102nd NIA CFD Seminar: A GPU Accelerated Adjoint Solver for Shape Optimization

Date: Tuesday, June 20, 2018

Time: 11am-Noon (EDT)

Room: NIA, Rm 137

Speaker: Asitav Mishra, Assistant Research Scientist, University of Maryland

Abstract: A graphics processing units (GPUs) accelerated adjoint-based optimization platform is proposed in this paper. Significant speed up gains and strong linear scalability of an existing in-house developed three-dimensional structured GPU Reynolds Averaged Navier-Stokes solver is presented first. As a first step towards the proposed GPU adjoint solver, a two-dimensional structured adjoint Euler solver is developed. The adjoint solver is further utilized to set up an airfoil shape optimization framework in Python and demonstrated for an airfoil shape optimization inverse problem. The two-dimensional adjoint Euler solver is extended to incorporate GPU acceleration using Compute Unified Device Architecture (CUDA) kernels and named ADjoint-GARfield (ADGAR). The adjoint optimization platform, ADGAR, is verified to a high accuracy of 14 significant digits with the serial adjoint Euler solver. Diagonalized Alternate Direction Implicit (DADI) iterative implicit schemes for both the forward and adjoint formulations are implemented and accelerated using CUDA kernels. The GPU accelerated structured code is finally successfully utilized to perform several airfoil shape optimizations for inverse design problems. Significant speedup up to 20x is observed using ADGAR for computations on a single GPU over a single CPU core.
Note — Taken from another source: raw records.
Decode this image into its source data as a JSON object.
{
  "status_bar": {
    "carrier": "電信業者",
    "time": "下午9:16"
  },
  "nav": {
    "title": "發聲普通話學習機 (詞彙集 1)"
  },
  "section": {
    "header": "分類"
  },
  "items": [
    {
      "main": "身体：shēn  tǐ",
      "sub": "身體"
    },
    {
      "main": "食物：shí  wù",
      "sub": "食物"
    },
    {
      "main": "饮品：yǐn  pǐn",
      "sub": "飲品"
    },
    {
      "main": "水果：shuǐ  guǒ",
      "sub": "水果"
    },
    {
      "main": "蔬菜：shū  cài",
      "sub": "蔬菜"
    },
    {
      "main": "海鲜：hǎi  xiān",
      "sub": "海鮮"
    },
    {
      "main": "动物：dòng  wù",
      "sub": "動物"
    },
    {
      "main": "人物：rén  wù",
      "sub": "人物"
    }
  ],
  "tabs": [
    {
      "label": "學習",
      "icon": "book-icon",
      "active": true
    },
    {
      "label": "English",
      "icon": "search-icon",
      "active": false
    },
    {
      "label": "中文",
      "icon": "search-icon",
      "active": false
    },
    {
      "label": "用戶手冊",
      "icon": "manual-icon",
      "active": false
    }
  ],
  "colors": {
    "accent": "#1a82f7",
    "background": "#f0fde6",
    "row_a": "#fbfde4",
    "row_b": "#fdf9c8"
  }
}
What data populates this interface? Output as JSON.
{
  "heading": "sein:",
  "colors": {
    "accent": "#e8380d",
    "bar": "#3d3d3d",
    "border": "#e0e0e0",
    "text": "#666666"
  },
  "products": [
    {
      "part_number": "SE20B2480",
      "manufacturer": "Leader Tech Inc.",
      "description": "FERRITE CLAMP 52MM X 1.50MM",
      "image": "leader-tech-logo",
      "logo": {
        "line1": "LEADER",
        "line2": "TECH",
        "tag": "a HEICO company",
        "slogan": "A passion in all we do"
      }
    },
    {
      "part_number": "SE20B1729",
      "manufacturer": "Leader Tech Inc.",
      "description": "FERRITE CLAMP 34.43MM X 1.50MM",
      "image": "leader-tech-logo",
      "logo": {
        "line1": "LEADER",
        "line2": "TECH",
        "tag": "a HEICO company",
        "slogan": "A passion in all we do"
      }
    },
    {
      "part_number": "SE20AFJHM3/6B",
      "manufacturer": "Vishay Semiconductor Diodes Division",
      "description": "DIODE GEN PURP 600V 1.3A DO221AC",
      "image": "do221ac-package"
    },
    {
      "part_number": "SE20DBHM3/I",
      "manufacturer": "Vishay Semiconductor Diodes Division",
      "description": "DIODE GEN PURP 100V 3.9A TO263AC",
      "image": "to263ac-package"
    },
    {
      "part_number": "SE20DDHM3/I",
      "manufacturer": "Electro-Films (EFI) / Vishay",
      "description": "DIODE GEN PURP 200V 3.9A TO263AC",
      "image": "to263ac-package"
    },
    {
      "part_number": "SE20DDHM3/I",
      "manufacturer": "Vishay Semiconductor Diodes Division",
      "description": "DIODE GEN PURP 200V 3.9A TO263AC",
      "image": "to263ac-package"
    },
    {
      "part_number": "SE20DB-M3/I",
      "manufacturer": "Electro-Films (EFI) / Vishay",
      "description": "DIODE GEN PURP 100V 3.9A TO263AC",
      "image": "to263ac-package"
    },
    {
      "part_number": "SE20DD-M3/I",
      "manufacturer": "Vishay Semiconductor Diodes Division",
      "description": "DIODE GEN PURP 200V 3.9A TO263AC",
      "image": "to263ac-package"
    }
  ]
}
Speaker Bio: Asitav Mishra is an Assistant Research Scientist in the Department of Aerospace Engineering at the University of Maryland as well as at the NIA since Oct 2017. His earlier research experiences include post-doctoral scholar positions at the University of Michigan (2015-2017) and the University of Wyoming (2012-2015) following his Ph.D in Aerospace Engineering from the University of Maryland in 2012. His research interests include adjoint based coupled multi-disciplinary fixed and rotary-wing design optimization, vortex wake-lifting surface interactions as well as performance predictions in rotary wing flows, and high performance computing using heterogenous GPU/CPU computing paradigms applied to CFD problems.